In affixing the hosewall 21 to the termination apparatus 20, the second end 25 of inner sleeve 22 is inserted into the flexible hosewall at least to a point past all of the projections 27. Then the second end 35 of outer sleeve 32 is placed over end 24 of inner sleeve 22 until second end 35 surrounds at least a portion of hosewall 21 and internal threads 36 of outer sleeve 32 engage the external threads of inner sleeve 22. At this point, outer sleeve 32 is rotated with respect to inner sleeve 22 so as to advance the second end of the outer sleeve 32 along the outer surface of the flexible hosewall of the streamer section 21 until recess 33 of outer sleeve 32 abuts with recess 23 of inner sleeve 22. In this manner the hosewall is positioned between the protrusions 27 and 37. The second end 35 of outer sleeve 32 is then swaged (i.e. shaped by compression) so as to firmly fix the hosewall 21 between the inner and outer sleeves 22 and 32. In a preferred embodiment the protrusions 27 and 37 are teeth-like members each of which extends circumferentially about its respective sleeves in ring-like manner.

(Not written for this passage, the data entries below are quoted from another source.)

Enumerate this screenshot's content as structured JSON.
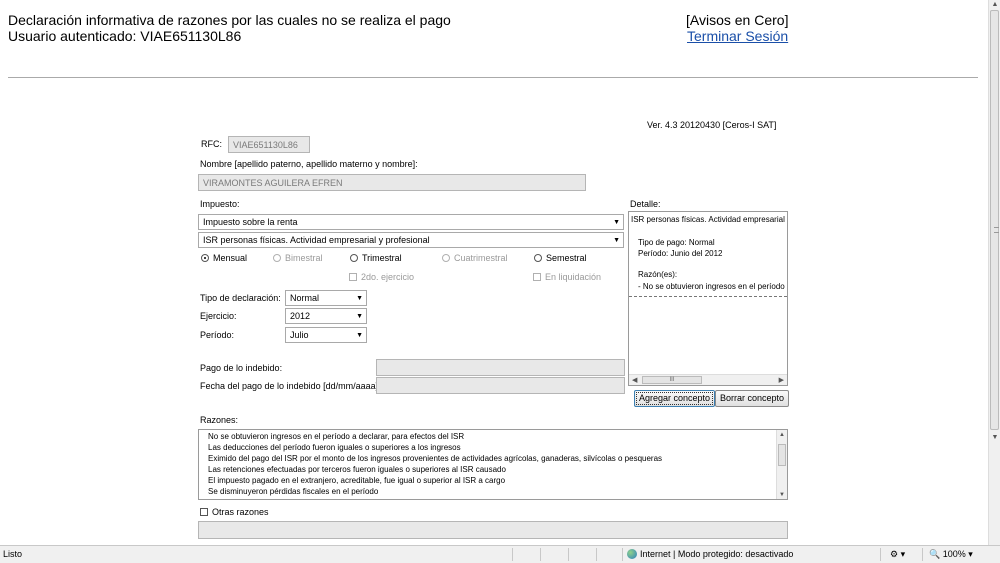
{
  "header": {
    "title": "Declaración informativa de razones por las cuales no se realiza el pago",
    "user": "Usuario autenticado: VIAE651130L86",
    "avisos": "[Avisos en Cero]",
    "logout": "Terminar Sesión"
  },
  "version": "Ver. 4.3   20120430   [Ceros-I SAT]",
  "form": {
    "rfc_label": "RFC:",
    "rfc_value": "VIAE651130L86",
    "nombre_label": "Nombre [apellido paterno, apellido materno y nombre]:",
    "nombre_value": "VIRAMONTES AGUILERA EFREN",
    "impuesto_label": "Impuesto:",
    "impuesto_value": "Impuesto sobre la renta",
    "subimpuesto_value": "ISR personas físicas. Actividad empresarial y profesional",
    "periodicidad": {
      "mensual": "Mensual",
      "bimestral": "Bimestral",
      "trimestral": "Trimestral",
      "cuatrimestral": "Cuatrimestral",
      "semestral": "Semestral",
      "selected": "Mensual"
    },
    "segundo_ejercicio": "2do. ejercicio",
    "en_liquidacion": "En liquidación",
    "tipo_label": "Tipo de declaración:",
    "tipo_value": "Normal",
    "ejercicio_label": "Ejercicio:",
    "ejercicio_value": "2012",
    "periodo_label": "Período:",
    "periodo_value": "Julio",
    "pago_indebido_label": "Pago de lo indebido:",
    "fecha_pago_label": "Fecha del pago de lo indebido [dd/mm/aaaa]:",
    "razones_label": "Razones:",
    "razones": [
      "No se obtuvieron ingresos en el período a declarar, para efectos del ISR",
      "Las deducciones del período fueron iguales o superiores a los ingresos",
      "Eximido del pago del ISR por el monto de los ingresos provenientes de actividades agrícolas, ganaderas, silvícolas o pesqueras",
      "Las retenciones efectuadas por terceros fueron iguales o superiores al ISR causado",
      "El impuesto pagado en el extranjero, acreditable, fue igual o superior al ISR a cargo",
      "Se disminuyeron pérdidas fiscales en el período"
    ],
    "otras_razones_label": "Otras razones"
  },
  "detalle": {
    "label": "Detalle:",
    "lines": [
      "ISR personas físicas. Actividad empresarial y profesional",
      "Tipo de pago: Normal",
      "Período: Junio del 2012",
      "Razón(es):",
      "-    No se obtuvieron ingresos en el período a declarar"
    ],
    "scroll_thumb": "III"
  },
  "buttons": {
    "agregar": "Agregar concepto",
    "borrar": "Borrar concepto"
  },
  "statusbar": {
    "left": "Listo",
    "zone": "Internet | Modo protegido: desactivado",
    "zoom": "100%"
  }
}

Also shown in FIG. 2 are a pair of anchors 40 which are screwed into the second end 25 of inner sleeve 22. The strain members 41 which pass through the interior of the hose 21 are attached to anchors 40 for providing emergency strain relief in the event that the hosewall 21 were to be pulled from between inner and outer sleeves 22 and 23 under loading conditions.
There is further shown in FIG. 2 an internally threaded end connector 42 to which the first end 34 of outer sleeve 32 is engaged by means of external threads 38. The combination of the termination apparatus 20 and the end connector 42 permits a plurality of streamer sections employing flexible hosewalls, such as are used in a marine seismic streamer, to be firmly connected together in series.
Even though one embodiment of the invention has been described herein, it will be apparent to those skilled in the art that various changes and modifications may be made without departing from the spirit and scope of the invention as set forth in the appended claims. Any such changes and modifications coming within the scope of such appended claims are intended to be included herein.